On Track and Giving Back

Vitka Eisen

Once a heroin user, Vitka Eisen (MSW, ’93) now leads the organization that saved her life

By Jamie Oppenheim

Vitka Eisen (MSW, ’93) began adulthood with a determination to change the world. But she would have to change herself first: Eisen ended up in a five-year battle with heroin addiction. Fast forward more than 30 years, and she’s leading an organization known for giving people addicted to drugs a new shot at life through compassionate care — the same organization where she found salvation.

When the Bronx native enrolled in Purchase College, State University of New York, she planned to study film. Photographers Dorothea Lange and Margaret Bourke-White were her inspirations. She hoped to follow in their footsteps showing the realities of income inequality and other social issues through documentary film. But her path quickly veered away from film when she found a queer community in college. “It was the 1970s, a different time to be a lesbian. I went to college and made friends with other lesbians and gay people,” Eisen says. “That became way more important than making film.”

She dropped out of college and began traveling the country, making a home for herself in any community that welcomed lesbians, eventually wending her way to San Francisco.

Meanwhile, returning to college was always in the back of her mind. Unfortunately, her mind was also becoming increasingly clouded by drug use. At first, she experimented with drugs socially. It was the ’70s after all, she says. She didn’t notice her relationship to drugs was becoming problematic ... until she tried heroin.

“I was hooked fairly quickly,” she says. “It’s so physical. I just ended up using more and spiraling.”

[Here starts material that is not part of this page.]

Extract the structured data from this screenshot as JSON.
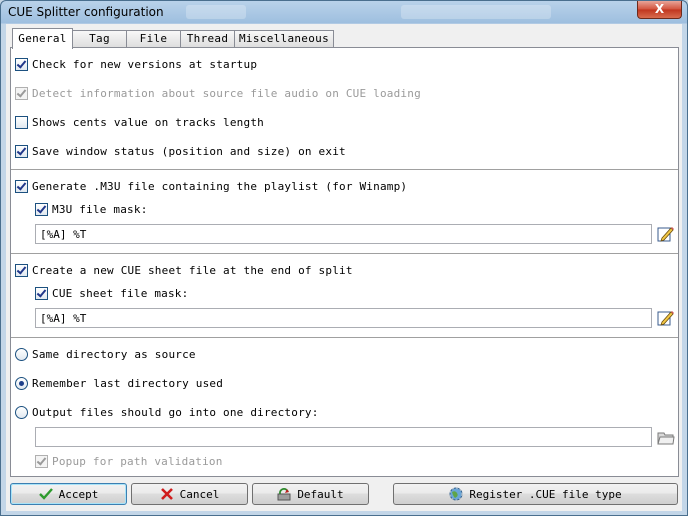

She tried getting sober but nothing stuck — she’d succeed for a stint then use again. “I didn’t like that I was so tied to something. It controlled my existence,” she says. “I felt too young to be married and have a child, because that’s what it is.”

"She respects people regardless of race or age or spirituality or gender or any of that. She just has a heart for people."
—Jojo Godinez

Finally, she had had enough. In 1985, she entered a two-year in-patient treatment program at Walden House, a San Francisco nonprofit serving the community since 1969. “The program didn’t try to change you,” she says. “They were just trying to make you the best version of you.”

Not only did the program stick, it gave her a new path forward in behavioral health. Newly sober, she completed her undergraduate degree at Antioch College in San Francisco. She wanted to teach, so she started working in public schools and, later, for Walden House in the adolescent program. The combination of education and social work clicked for her. Realizing she needed a master’s in social work to advance in her career, she applied to SF State’s School of Social Work. She was accepted and fell in love with the program.

“The professors were really tied to community work. They were activists. ... They weren’t ivory tower, this kind of ‘the academy is separate from what happens in the community,’” she says. Making a tangible difference in people’s lives was really important to Eisen.

On the advice of an SF State professor, Eisen applied to doctoral programs in education. To her surprise, she was accepted to Harvard University.

After Harvard she was beckoned back to California to manage a Walden House drug and alcohol program at Corcoran State Prison. It was one of the biggest programs of its kind in the country. In 2010, she became CEO of Walden House, which in 2012 merged with the Haight Ashbury Free Clinic and was renamed HealthRIGHT 360.

Under her leadership, the organization expanded to serve 40,000 vulnerable people across 13 counties, with programs sensitive to their languages, ethnicities, genders, sexual identities and cultures. What’s stayed the same is the organization’s ethos. “We are still just trying to make people the best versions of themselves,” she adds.

Jojo Godinez, a former gang member, is a perfect example. He met Eisen in 2000 while serving out a life sentence at Corcoran State Prison. She encouraged him to join Walden House’s mentorship program, which trained him to be a drug and alcohol counselor. A few years later, he was paroled and working for Walden House, eventually becoming a supervisor. He has since left the counseling field to start his own business.

“She taught me how to be a man of integrity and accountability, and she just opened up my mind to see the world in a better place,” he said. “She respects people regardless of race or age or spirituality or gender or any of that. She just has a heart for people.”

As a former graduate and now president and CEO of HealthRIGHT 360, Eisen says what fuels her are the relationships she’s cultivated.

“It’s those human relationships that help people grow and change,” she says. “They happen because the relationships are authentic and based in love. I learned that, and I took that to my work.”

But the best part of all for Eisen is having a front seat to incredible transformation.

“We get to see people get healthy and live independent lives,” says Eisen, who was inducted into SF State's Hall of Fame in 2012. “I’m incredibly fortunate.”

Photo by Deanne Fitzmaurice